“I definitely felt like I had a little more,” Valjas said in a Cross Country Canada press release. “I was able to close in the finish, but I just lost a little too much contact with the pack. I had the speed at the finish and felt great. I was really comfortable staying at the back. I thought I could bring it back on the second hill, but I just stayed a little too far back. I needed to work on my tactics a bit better.”
He finished 10th overall, his best individual result in a year since he finished 10th in a classic sprint in Oberstdorf, Germany, as part of last year’s Tour de Ski.
“I had great skis and I know the fitness is there,” Valjas said in the press release. “Being in the fifth heat in the quarters, I likely could have used about five more minutes of rest time before the next heat, but I can’t complain and have to be happy with a top 10.”

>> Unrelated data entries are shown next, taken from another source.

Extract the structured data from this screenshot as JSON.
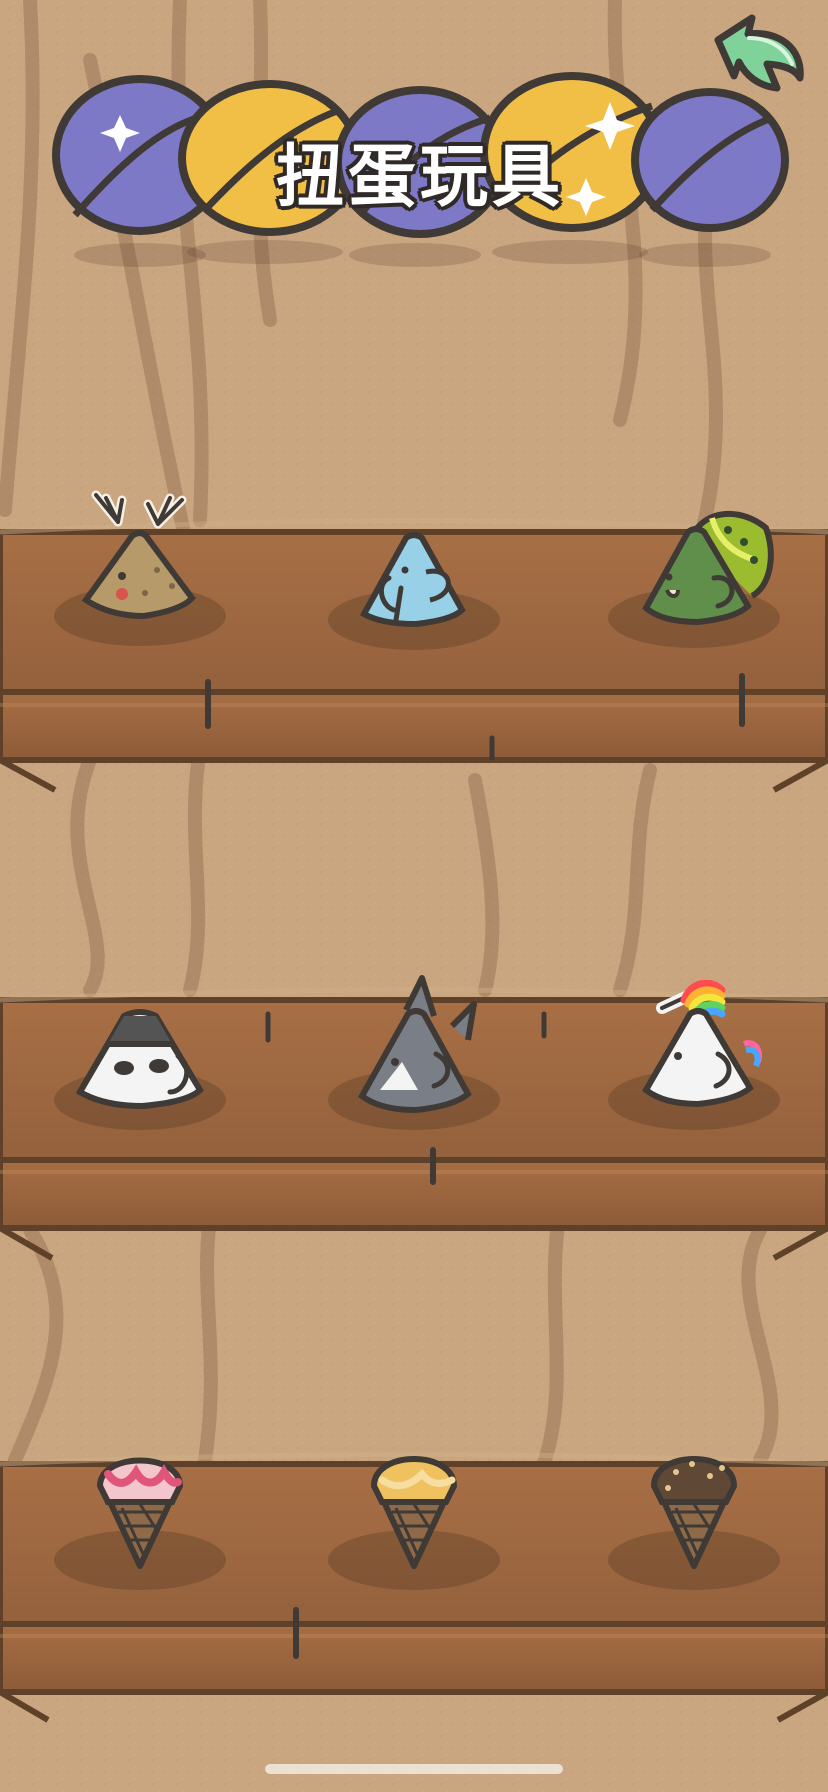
{
  "screen": {
    "title": "扭蛋玩具"
  },
  "colors": {
    "wall": "#c9a680",
    "shelf": "#9f6a42",
    "shelf_edge": "#6d4a2f",
    "outline": "#3f3a36",
    "back_arrow": "#7fd29a",
    "capsule_blue": "#7e79c7",
    "capsule_yellow": "#f2bf46"
  },
  "header": {
    "back_icon": "back-arrow-icon",
    "capsules": [
      "blue",
      "yellow",
      "blue",
      "yellow",
      "blue"
    ]
  },
  "shelves": [
    {
      "row": "top",
      "toys": [
        {
          "name": "deer",
          "color": "#b79a69"
        },
        {
          "name": "elephant",
          "color": "#98d0e7"
        },
        {
          "name": "peacock",
          "color": "#5f8f4a"
        }
      ]
    },
    {
      "row": "middle",
      "toys": [
        {
          "name": "panda",
          "color": "#f4f4f4"
        },
        {
          "name": "shark",
          "color": "#7a7f87"
        },
        {
          "name": "unicorn",
          "color": "#f4f4f4"
        }
      ]
    },
    {
      "row": "bottom",
      "toys": [
        {
          "name": "strawberry-ice-cream",
          "color": "#f3c5cc"
        },
        {
          "name": "mango-ice-cream",
          "color": "#efc25f"
        },
        {
          "name": "chocolate-ice-cream",
          "color": "#5f4936"
        }
      ]
    }
  ]
}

Hamilton, Newell in the Quarters
For the U.S., Simi Hamilton qualified 13th and Andy Newell 25th. Both were at the front of their quarterfinal heats at some point, before fading at the finish.
For Hamilton, things more or less immediately deviated from plan.
“I actually lost my basket on my right pole coming out of the start,” Hamilton said. “The pole holes were pretty gnarly at the start since people are double poling so hard, and I think my basket got stuck in on of the previous pole plant holes… [the snow] was actually firm enough that I could still pole pretty well, but I knew that the rest of the course got a little bit softer. So Andrew Morehouse, who is one of our techs, made a great hand-off and I got a new pole at the first corner. That’s probably only 20-25 seconds in the race at the point, but I was definitely off that back a little bit.”
Hamilton did manage to catch back up to the group. And then on the last uphill before the descent to the stadium, the skiers in the left lane got a bit jammed up. Being in the right lane, Hamilton was able to ski freely – but then found himself leading the heat, exactly what he didn’t want to do.
As Pellegrino had said, leading down the hill into the stadium means that most likely, the competition would sail past you thanks to the draft effect.
“You know, a lot of the race was going to come down to that final little bump that is in the stadium,” Hamilton said. “So I knew if I came into that with some really good momentum and hopefully get a slingshot off of someone in front of me, that I would be able to crush that bump and make a move into the finish lanes and then have a open lane for the finish… that was what I was really hoping for, it didn’t totally play out like that.”
Instead, a few competitors slingshot past Hamilton.
“I kind of found myself tangling with a lot of dudes going over that bump and through that corner,” he explained. “I just didn’t really ski the last 200 meters the way I would have really liked to, with a lot of energy power and speed. So found myself fighting in the pack going into the finishing stretch. I just focused on just skiing a good finish, and unfortunately wasn’t quite enough.”
He landed fourth in his heat (+0.87), and not close enough to get a lucky loser spot. He finished 18th on the day.
“It’s a frustrating day, but I felt good in my qualifier, and it’s hard course and I know my fitness is really good right now,” Hamilton said. “It was just kind of one of those days that happens out there, not a lot of things really connecting in terms of luck and positioning and equipment. But still a decent day so I am okay with it.”
Newell also found himself outgunned in the final meters, finishing third in his heat and 16th on the day.
Also for the U.S., Erik Bjornsen finished 43rd (+9.30) and Matt Gelso 59th (+13.12) in the qualifier.
Chelsea Little is FasterSkier's Editor-At-Large. A former racer at Ford Sayre, Dartmouth College and the Craftsbury Green Racing Project, she is a PhD candidate in aquatic ecology in the @Altermatt_lab at Eawag, the Swiss Federal Institute of Aquatic Science and Technology in Zurich, Switzerland. You can follow her on twitter @ChelskiLittle.